:: EXERCISE DETAILS ::
The expected result is the full set of records, copied precisely, with images dropped.

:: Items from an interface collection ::
╔══
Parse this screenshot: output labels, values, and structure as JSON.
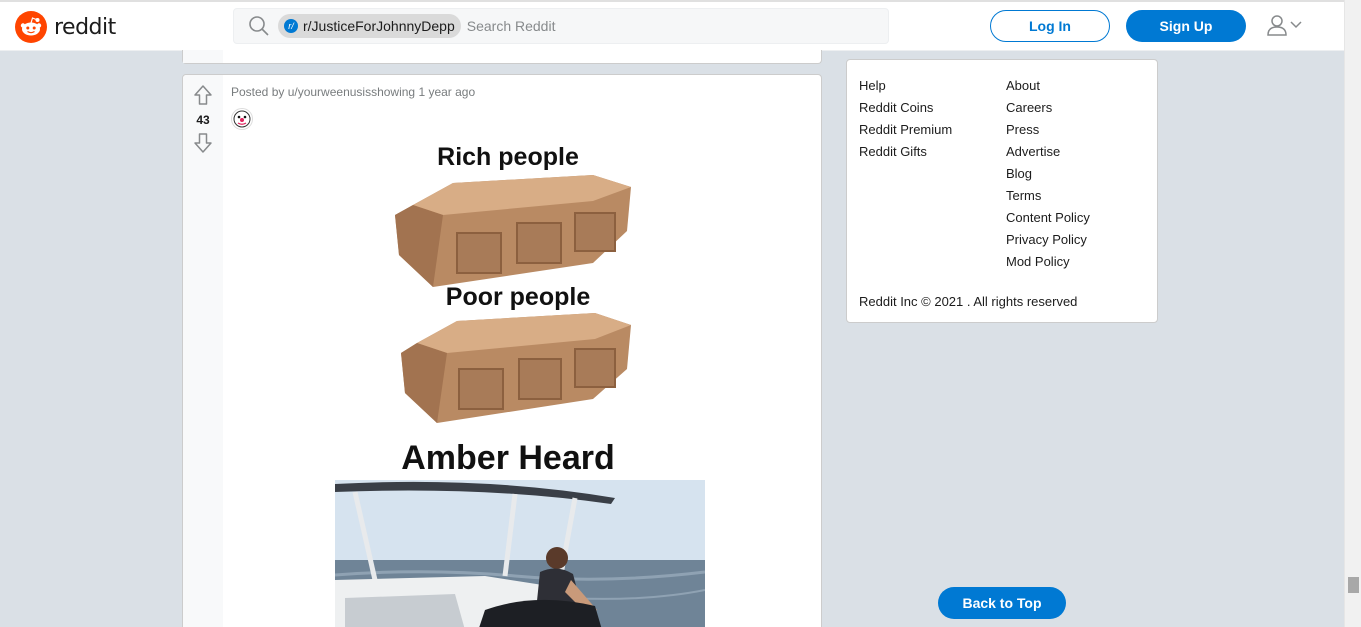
{
  "header": {
    "logo_text": "reddit",
    "search": {
      "community_chip": "r/JusticeForJohnnyDepp",
      "chip_icon_letter": "r/",
      "placeholder": "Search Reddit"
    },
    "login_label": "Log In",
    "signup_label": "Sign Up"
  },
  "post": {
    "score": "43",
    "meta": "Posted by u/yourweenusisshowing 1 year ago",
    "image": {
      "caption_1": "Rich people",
      "caption_2": "Poor people",
      "caption_3": "Amber Heard"
    }
  },
  "sidebar": {
    "links_left": [
      "Help",
      "Reddit Coins",
      "Reddit Premium",
      "Reddit Gifts"
    ],
    "links_right": [
      "About",
      "Careers",
      "Press",
      "Advertise",
      "Blog",
      "Terms",
      "Content Policy",
      "Privacy Policy",
      "Mod Policy"
    ],
    "copyright": "Reddit Inc © 2021 . All rights reserved"
  },
  "back_to_top_label": "Back to Top",
  "colors": {
    "brand": "#ff4500",
    "accent": "#0079d3",
    "background": "#dae0e6"
  }
}
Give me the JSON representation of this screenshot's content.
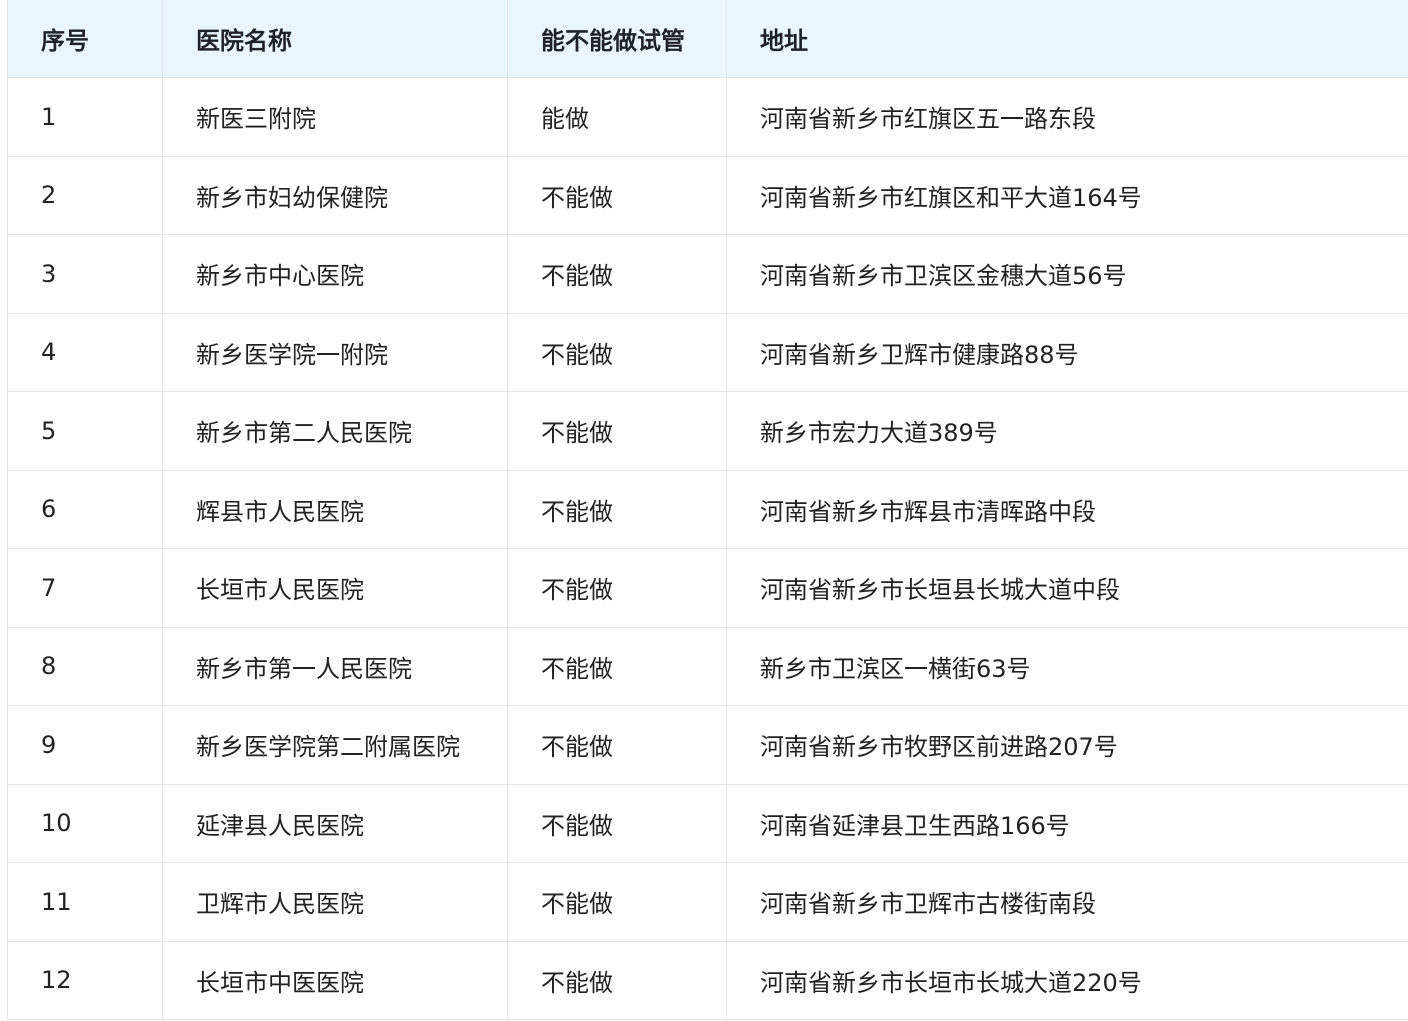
{
  "table": {
    "headers": [
      "序号",
      "医院名称",
      "能不能做试管",
      "地址"
    ],
    "rows": [
      [
        "1",
        "新医三附院",
        "能做",
        "河南省新乡市红旗区五一路东段"
      ],
      [
        "2",
        "新乡市妇幼保健院",
        "不能做",
        "河南省新乡市红旗区和平大道164号"
      ],
      [
        "3",
        "新乡市中心医院",
        "不能做",
        "河南省新乡市卫滨区金穗大道56号"
      ],
      [
        "4",
        "新乡医学院一附院",
        "不能做",
        "河南省新乡卫辉市健康路88号"
      ],
      [
        "5",
        "新乡市第二人民医院",
        "不能做",
        "新乡市宏力大道389号"
      ],
      [
        "6",
        "辉县市人民医院",
        "不能做",
        "河南省新乡市辉县市清晖路中段"
      ],
      [
        "7",
        "长垣市人民医院",
        "不能做",
        "河南省新乡市长垣县长城大道中段"
      ],
      [
        "8",
        "新乡市第一人民医院",
        "不能做",
        "新乡市卫滨区一横街63号"
      ],
      [
        "9",
        "新乡医学院第二附属医院",
        "不能做",
        "河南省新乡市牧野区前进路207号"
      ],
      [
        "10",
        "延津县人民医院",
        "不能做",
        "河南省延津县卫生西路166号"
      ],
      [
        "11",
        "卫辉市人民医院",
        "不能做",
        "河南省新乡市卫辉市古楼街南段"
      ],
      [
        "12",
        "长垣市中医医院",
        "不能做",
        "河南省新乡市长垣市长城大道220号"
      ]
    ]
  },
  "colors": {
    "header_bg": "#eaf5ff",
    "border": "#e3e6ea",
    "text": "#222222"
  }
}
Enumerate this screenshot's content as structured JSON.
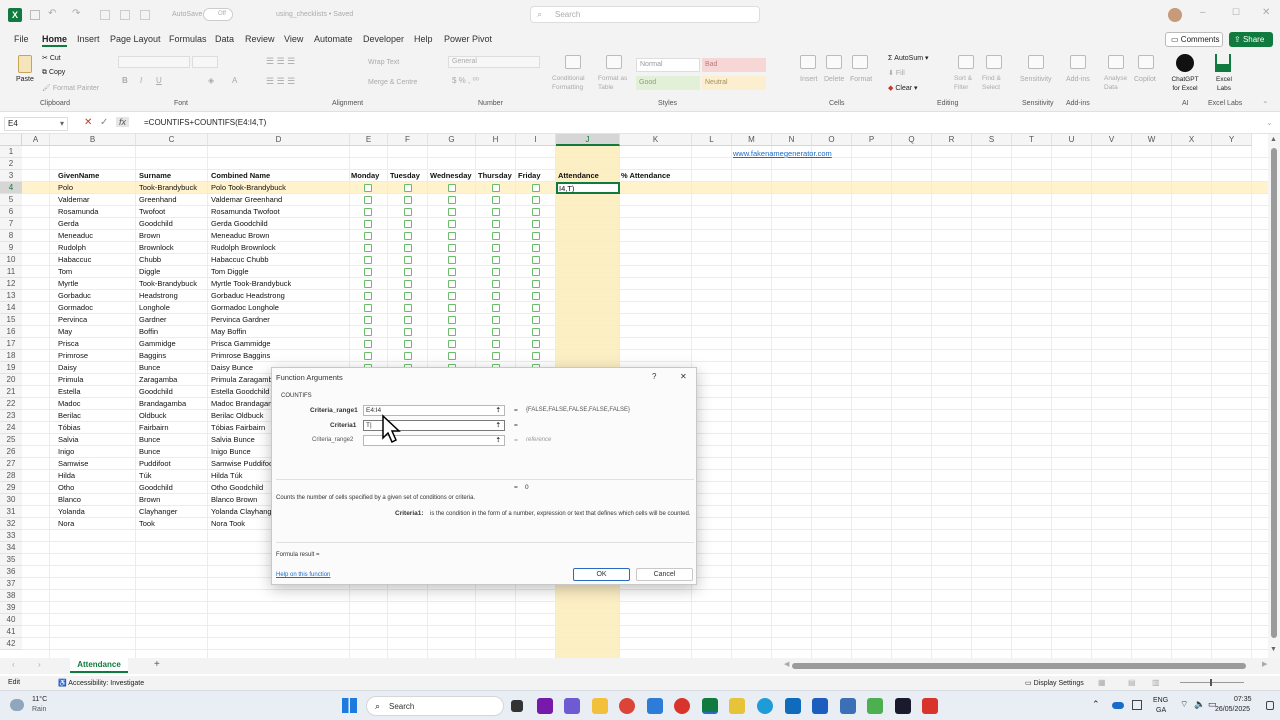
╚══
:: SOLUTION TO THIS PROBLEM ::
Parse this screenshot: output labels, values, and structure as JSON.
{
  "header": {
    "logo_text": "reddit",
    "search": {
      "community_chip": "r/JusticeForJohnnyDepp",
      "chip_icon_letter": "r/",
      "placeholder": "Search Reddit"
    },
    "login_label": "Log In",
    "signup_label": "Sign Up"
  },
  "post": {
    "score": "43",
    "meta": "Posted by u/yourweenusisshowing 1 year ago",
    "image": {
      "caption_1": "Rich people",
      "caption_2": "Poor people",
      "caption_3": "Amber Heard"
    }
  },
  "sidebar": {
    "links_left": [
      "Help",
      "Reddit Coins",
      "Reddit Premium",
      "Reddit Gifts"
    ],
    "links_right": [
      "About",
      "Careers",
      "Press",
      "Advertise",
      "Blog",
      "Terms",
      "Content Policy",
      "Privacy Policy",
      "Mod Policy"
    ],
    "copyright": "Reddit Inc © 2021 . All rights reserved"
  },
  "back_to_top_label": "Back to Top",
  "colors": {
    "brand": "#ff4500",
    "accent": "#0079d3",
    "background": "#dae0e6"
  }
}
Give me the JSON representation of this screenshot's content.
{
  "table": {
    "headers": [
      "序号",
      "医院名称",
      "能不能做试管",
      "地址"
    ],
    "rows": [
      [
        "1",
        "新医三附院",
        "能做",
        "河南省新乡市红旗区五一路东段"
      ],
      [
        "2",
        "新乡市妇幼保健院",
        "不能做",
        "河南省新乡市红旗区和平大道164号"
      ],
      [
        "3",
        "新乡市中心医院",
        "不能做",
        "河南省新乡市卫滨区金穗大道56号"
      ],
      [
        "4",
        "新乡医学院一附院",
        "不能做",
        "河南省新乡卫辉市健康路88号"
      ],
      [
        "5",
        "新乡市第二人民医院",
        "不能做",
        "新乡市宏力大道389号"
      ],
      [
        "6",
        "辉县市人民医院",
        "不能做",
        "河南省新乡市辉县市清晖路中段"
      ],
      [
        "7",
        "长垣市人民医院",
        "不能做",
        "河南省新乡市长垣县长城大道中段"
      ],
      [
        "8",
        "新乡市第一人民医院",
        "不能做",
        "新乡市卫滨区一横街63号"
      ],
      [
        "9",
        "新乡医学院第二附属医院",
        "不能做",
        "河南省新乡市牧野区前进路207号"
      ],
      [
        "10",
        "延津县人民医院",
        "不能做",
        "河南省延津县卫生西路166号"
      ],
      [
        "11",
        "卫辉市人民医院",
        "不能做",
        "河南省新乡市卫辉市古楼街南段"
      ],
      [
        "12",
        "长垣市中医医院",
        "不能做",
        "河南省新乡市长垣市长城大道220号"
      ]
    ]
  },
  "colors": {
    "header_bg": "#eaf5ff",
    "border": "#e3e6ea",
    "text": "#222222"
  }
}
Enumerate this screenshot's content as structured JSON.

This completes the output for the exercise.